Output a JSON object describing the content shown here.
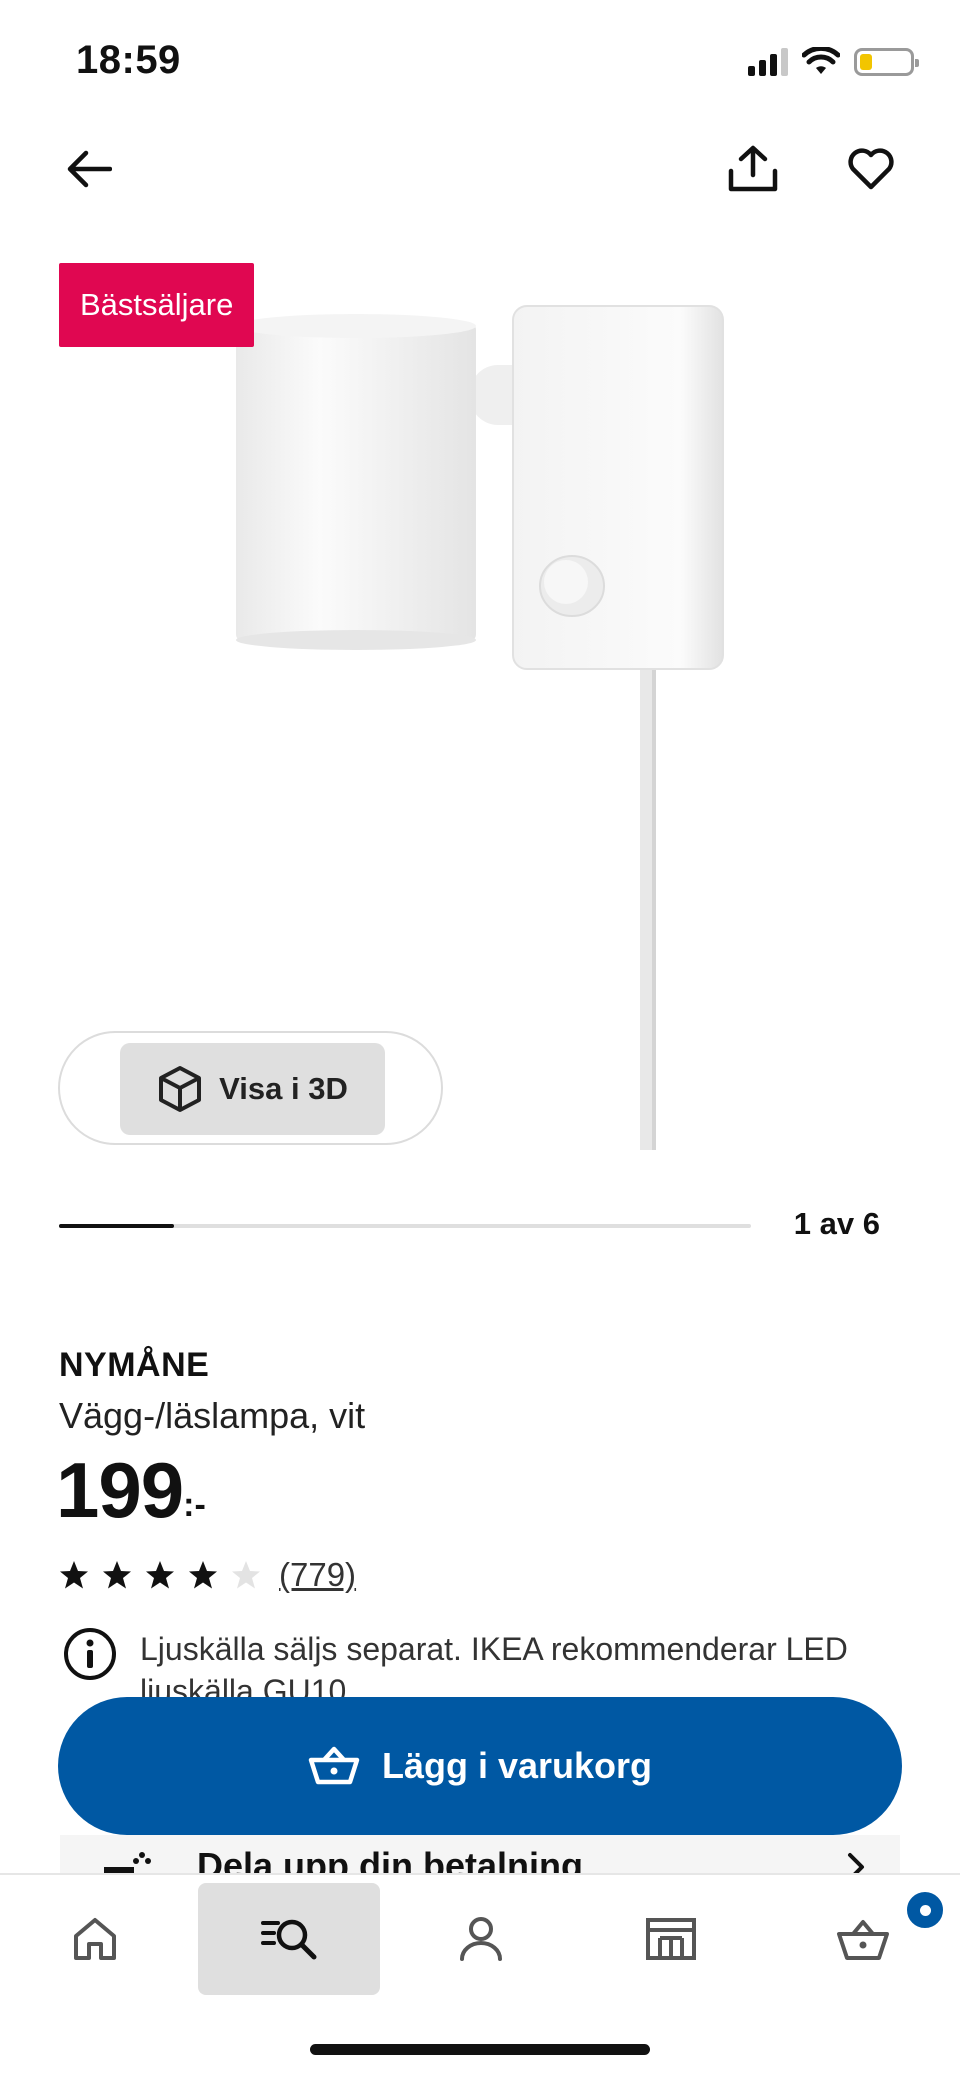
{
  "status_bar": {
    "time": "18:59",
    "battery_fraction": 0.25,
    "icons": [
      "cellular-signal-icon",
      "wifi-icon",
      "battery-icon"
    ]
  },
  "top_nav": {
    "icons": [
      "back-arrow-icon",
      "share-icon",
      "heart-icon"
    ]
  },
  "product": {
    "badge": "Bästsäljare",
    "view_3d_label": "Visa i 3D",
    "gallery": {
      "current": 1,
      "total": 6,
      "label": "1 av 6"
    },
    "name": "NYMÅNE",
    "description": "Vägg-/läslampa, vit",
    "price": "199",
    "price_suffix": ":-",
    "rating": {
      "stars": 4,
      "max": 5,
      "count_label": "(779)"
    },
    "info_text": "Ljuskälla säljs separat. IKEA rekommenderar LED ljuskälla GU10"
  },
  "actions": {
    "add_to_cart": "Lägg i varukorg",
    "installment": "Dela upp din betalning"
  },
  "tab_bar": {
    "tabs": [
      "home-icon",
      "search-icon",
      "profile-icon",
      "store-icon",
      "cart-icon"
    ],
    "active": "search-icon"
  },
  "colors": {
    "badge": "#e00751",
    "primary": "#0058a3",
    "battery": "#f2c500"
  }
}
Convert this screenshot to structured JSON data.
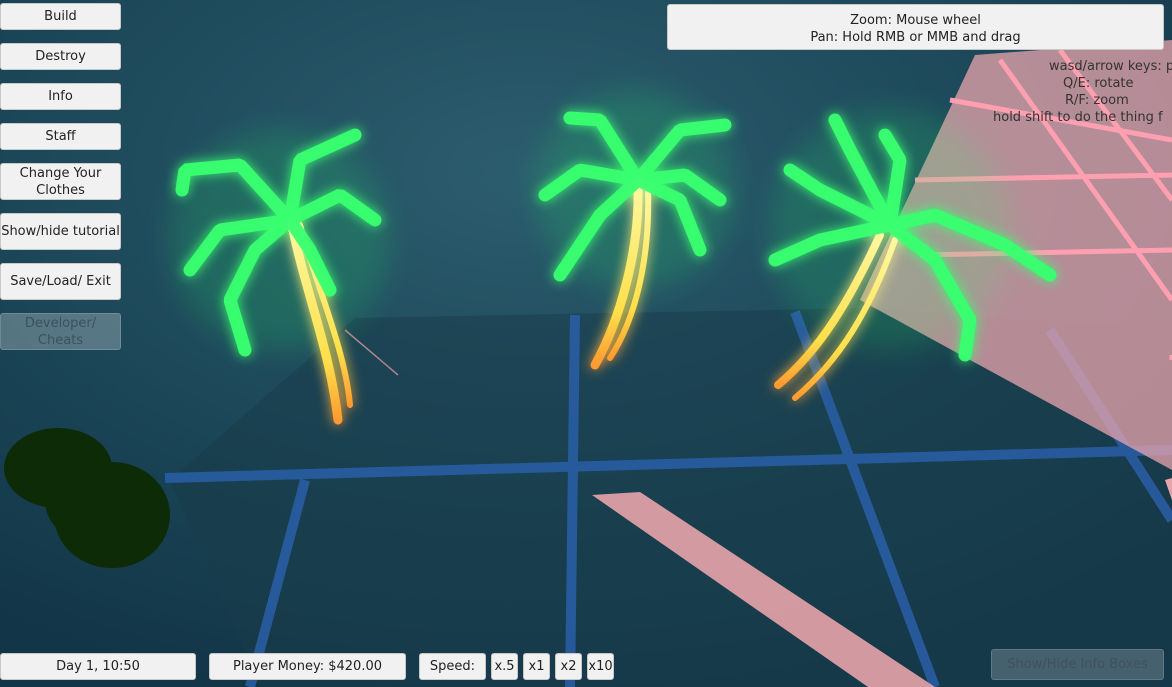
{
  "side_menu": {
    "build": "Build",
    "destroy": "Destroy",
    "info": "Info",
    "staff": "Staff",
    "clothes": "Change Your Clothes",
    "tutorial": "Show/hide tutorial",
    "save": "Save/Load/ Exit",
    "developer": "Developer/ Cheats"
  },
  "camera_help": {
    "zoom": "Zoom: Mouse wheel",
    "pan": "Pan: Hold RMB or MMB and drag"
  },
  "key_help": {
    "line1": "wasd/arrow keys: pa",
    "line2": "Q/E: rotate",
    "line3": "R/F: zoom",
    "line4": "hold shift to do the thing f"
  },
  "status_bar": {
    "day_time": "Day 1, 10:50",
    "money": "Player Money: $420.00",
    "speed_label": "Speed:",
    "speed_options": [
      "x.5",
      "x1",
      "x2",
      "x10"
    ]
  },
  "info_boxes_toggle": "Show/Hide Info Boxes",
  "colors": {
    "palm_leaves": "#33ff66",
    "palm_trunk": "#ffee66",
    "floor_grid": "#2a5fa8",
    "pink_grid": "#ffaab8"
  },
  "scene_objects": [
    "neon-palm-tree",
    "neon-palm-tree",
    "neon-palm-tree",
    "dark-shrub"
  ]
}
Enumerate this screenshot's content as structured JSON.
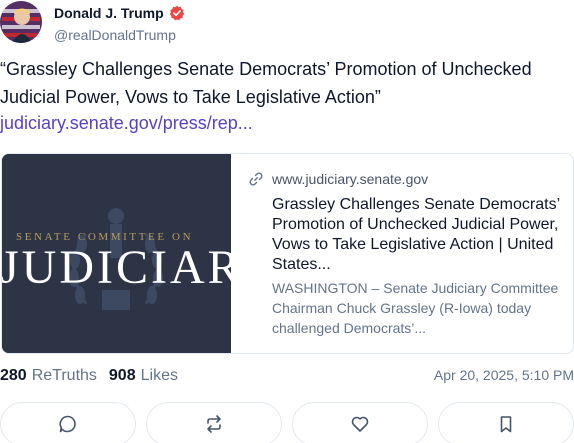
{
  "author": {
    "display_name": "Donald J. Trump",
    "handle": "@realDonaldTrump",
    "verified": true,
    "verified_color": "#ef4444"
  },
  "post": {
    "text": "“Grassley Challenges Senate Democrats’ Promotion of Unchecked Judicial Power, Vows to Take Legislative Action”",
    "link_text": "judiciary.senate.gov/press/rep...",
    "link_color": "#5b3fc4"
  },
  "link_card": {
    "image_text_top": "SENATE COMMITTEE ON",
    "image_text_main": "JUDICIARY",
    "domain": "www.judiciary.senate.gov",
    "title": "Grassley Challenges Senate Democrats’ Promotion of Unchecked Judicial Power, Vows to Take Legislative Action | United States...",
    "description": "WASHINGTON – Senate Judiciary Committee Chairman Chuck Grassley (R-Iowa) today challenged Democrats’..."
  },
  "stats": {
    "retruths_count": "280",
    "retruths_label": "ReTruths",
    "likes_count": "908",
    "likes_label": "Likes",
    "timestamp": "Apr 20, 2025, 5:10 PM"
  },
  "actions": [
    {
      "icon": "comment-icon"
    },
    {
      "icon": "retruth-icon"
    },
    {
      "icon": "heart-icon"
    },
    {
      "icon": "bookmark-icon"
    }
  ]
}
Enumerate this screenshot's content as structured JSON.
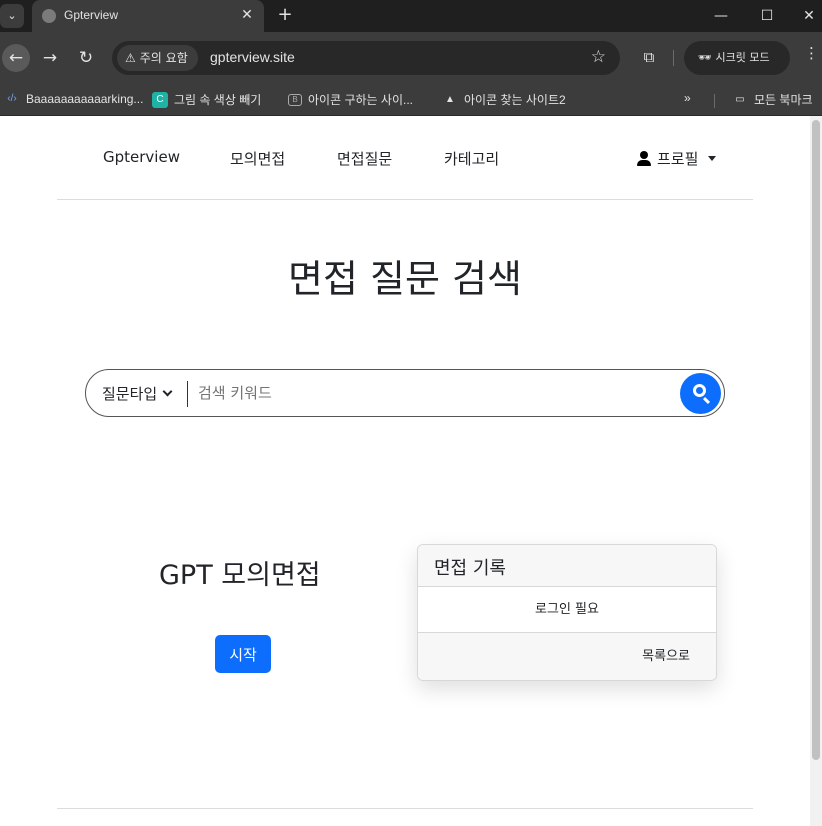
{
  "browser": {
    "tab_title": "Gpterview",
    "security_label": "주의 요함",
    "url": "gpterview.site",
    "incognito_label": "시크릿 모드",
    "bookmarks": [
      "Baaaaaaaaaaarking...",
      "그림 속 색상 빼기",
      "아이콘 구하는 사이...",
      "아이콘 찾는 사이트2"
    ],
    "all_bookmarks_label": "모든 북마크",
    "more_bookmarks": "»"
  },
  "nav": {
    "brand": "Gpterview",
    "links": [
      "모의면접",
      "면접질문",
      "카테고리"
    ],
    "profile_label": "프로필"
  },
  "main": {
    "title": "면접 질문 검색",
    "search": {
      "type_label": "질문타입",
      "placeholder": "검색 키워드"
    },
    "gpt_section": {
      "title": "GPT 모의면접",
      "start_label": "시작"
    },
    "records": {
      "title": "면접 기록",
      "body": "로그인 필요",
      "footer_link": "목록으로"
    }
  },
  "colors": {
    "primary": "#0d6efd",
    "browser_dark": "#1f1f1f",
    "toolbar": "#3c3c3c"
  }
}
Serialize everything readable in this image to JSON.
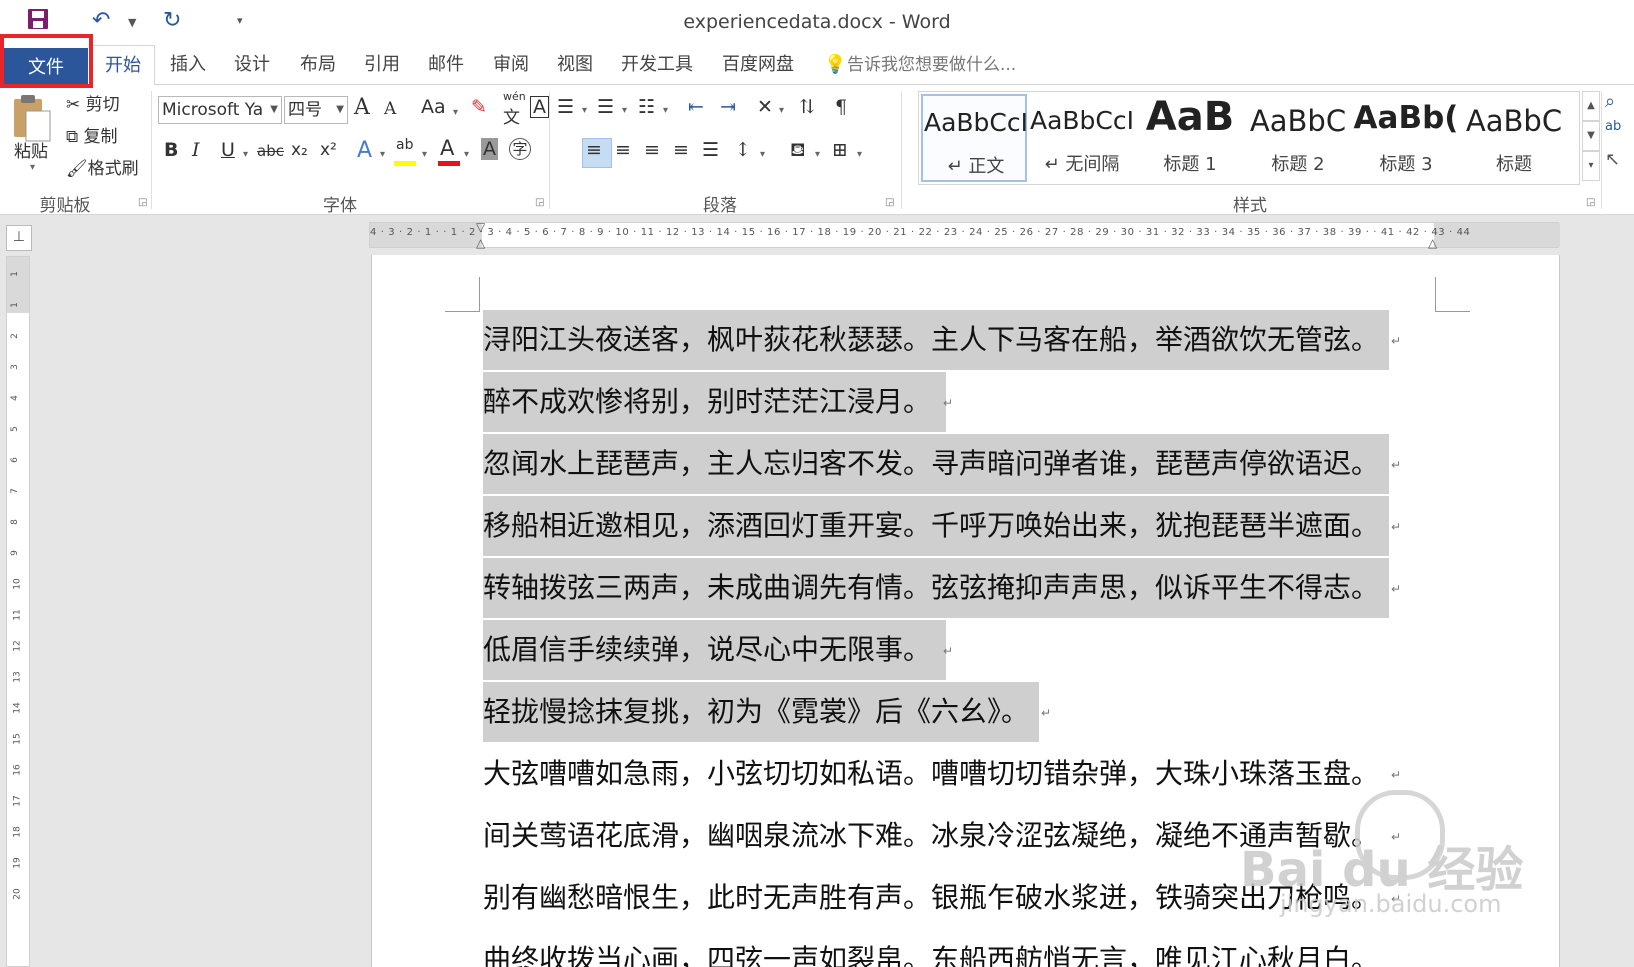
{
  "window": {
    "title": "experiencedata.docx - Word"
  },
  "quick_access": {
    "save_icon": "save-icon",
    "undo_icon": "undo-icon",
    "redo_icon": "redo-icon",
    "customize_icon": "customize-quick-access-icon"
  },
  "tabs": [
    {
      "label": "文件"
    },
    {
      "label": "开始"
    },
    {
      "label": "插入"
    },
    {
      "label": "设计"
    },
    {
      "label": "布局"
    },
    {
      "label": "引用"
    },
    {
      "label": "邮件"
    },
    {
      "label": "审阅"
    },
    {
      "label": "视图"
    },
    {
      "label": "开发工具"
    },
    {
      "label": "百度网盘"
    }
  ],
  "tell_me": {
    "placeholder": "告诉我您想要做什么..."
  },
  "clipboard": {
    "paste": "粘贴",
    "cut": "剪切",
    "copy": "复制",
    "format_painter": "格式刷",
    "label": "剪贴板"
  },
  "font": {
    "family": "Microsoft Ya",
    "size": "四号",
    "label": "字体",
    "case_button": "Aa",
    "phonetic_top": "wén",
    "phonetic_bottom": "文",
    "border_char": "A",
    "bold": "B",
    "italic": "I",
    "underline": "U",
    "strike": "abc",
    "subscript": "x₂",
    "superscript": "x²",
    "text_effect": "A",
    "highlight": "ab",
    "font_color": "A",
    "char_shading": "A",
    "enclose": "字",
    "grow": "A",
    "shrink": "A",
    "highlight_color": "#ffff00",
    "font_color_value": "#e81123"
  },
  "paragraph": {
    "label": "段落"
  },
  "styles": {
    "label": "样式",
    "items": [
      {
        "sample": "AaBbCcI",
        "name": "↵ 正文"
      },
      {
        "sample": "AaBbCcI",
        "name": "↵ 无间隔"
      },
      {
        "sample": "AaB",
        "name": "标题 1"
      },
      {
        "sample": "AaBbC",
        "name": "标题 2"
      },
      {
        "sample": "AaBb(",
        "name": "标题 3"
      },
      {
        "sample": "AaBbC",
        "name": "标题"
      }
    ]
  },
  "ruler": {
    "ticks": "4 · 3 · 2 · 1 ·   · 1 · 2 · 3 · 4 · 5 · 6 · 7 · 8 · 9 · 10 · 11 · 12 · 13 · 14 · 15 · 16 · 17 · 18 · 19 · 20 · 21 · 22 · 23 · 24 · 25 · 26 · 27 · 28 · 29 · 30 · 31 · 32 · 33 · 34 · 35 · 36 · 37 · 38 · 39 ·   · 41 · 42 · 43 · 44",
    "vticks": [
      "1",
      "1",
      "2",
      "3",
      "4",
      "5",
      "6",
      "7",
      "8",
      "9",
      "10",
      "11",
      "12",
      "13",
      "14",
      "15",
      "16",
      "17",
      "18",
      "19",
      "20"
    ]
  },
  "document": {
    "lines": [
      {
        "text": "浔阳江头夜送客，枫叶荻花秋瑟瑟。主人下马客在船，举酒欲饮无管弦。",
        "selected": true
      },
      {
        "text": "醉不成欢惨将别，别时茫茫江浸月。",
        "selected": true
      },
      {
        "text": "忽闻水上琵琶声，主人忘归客不发。寻声暗问弹者谁，琵琶声停欲语迟。",
        "selected": true
      },
      {
        "text": "移船相近邀相见，添酒回灯重开宴。千呼万唤始出来，犹抱琵琶半遮面。",
        "selected": true
      },
      {
        "text": "转轴拨弦三两声，未成曲调先有情。弦弦掩抑声声思，似诉平生不得志。",
        "selected": true
      },
      {
        "text": "低眉信手续续弹，说尽心中无限事。",
        "selected": true
      },
      {
        "text": "轻拢慢捻抹复挑，初为《霓裳》后《六幺》。",
        "selected": true
      },
      {
        "text": "大弦嘈嘈如急雨，小弦切切如私语。嘈嘈切切错杂弹，大珠小珠落玉盘。",
        "selected": false
      },
      {
        "text": "间关莺语花底滑，幽咽泉流冰下难。冰泉冷涩弦凝绝，凝绝不通声暂歇。",
        "selected": false
      },
      {
        "text": "别有幽愁暗恨生，此时无声胜有声。银瓶乍破水浆迸，铁骑突出刀枪鸣。",
        "selected": false
      },
      {
        "text": "曲终收拨当心画，四弦一声如裂帛。东船西舫悄无言，唯见江心秋月白。",
        "selected": false
      }
    ],
    "paragraph_mark": "↵"
  },
  "watermark": {
    "text": "Bai du 经验",
    "url": "jingyan.baidu.com"
  },
  "colors": {
    "accent": "#2b579a",
    "highlight_box": "#e8262a",
    "selection": "#cfcfcf"
  }
}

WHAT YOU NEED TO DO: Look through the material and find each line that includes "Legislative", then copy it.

SOLVED EXERCISE:
    "text": "“Grassley Challenges Senate Democrats’ Promotion of Unchecked Judicial Power, Vows to Take Legislative Action”",
    "title": "Grassley Challenges Senate Democrats’ Promotion of Unchecked Judicial Power, Vows to Take Legislative Action | United States...",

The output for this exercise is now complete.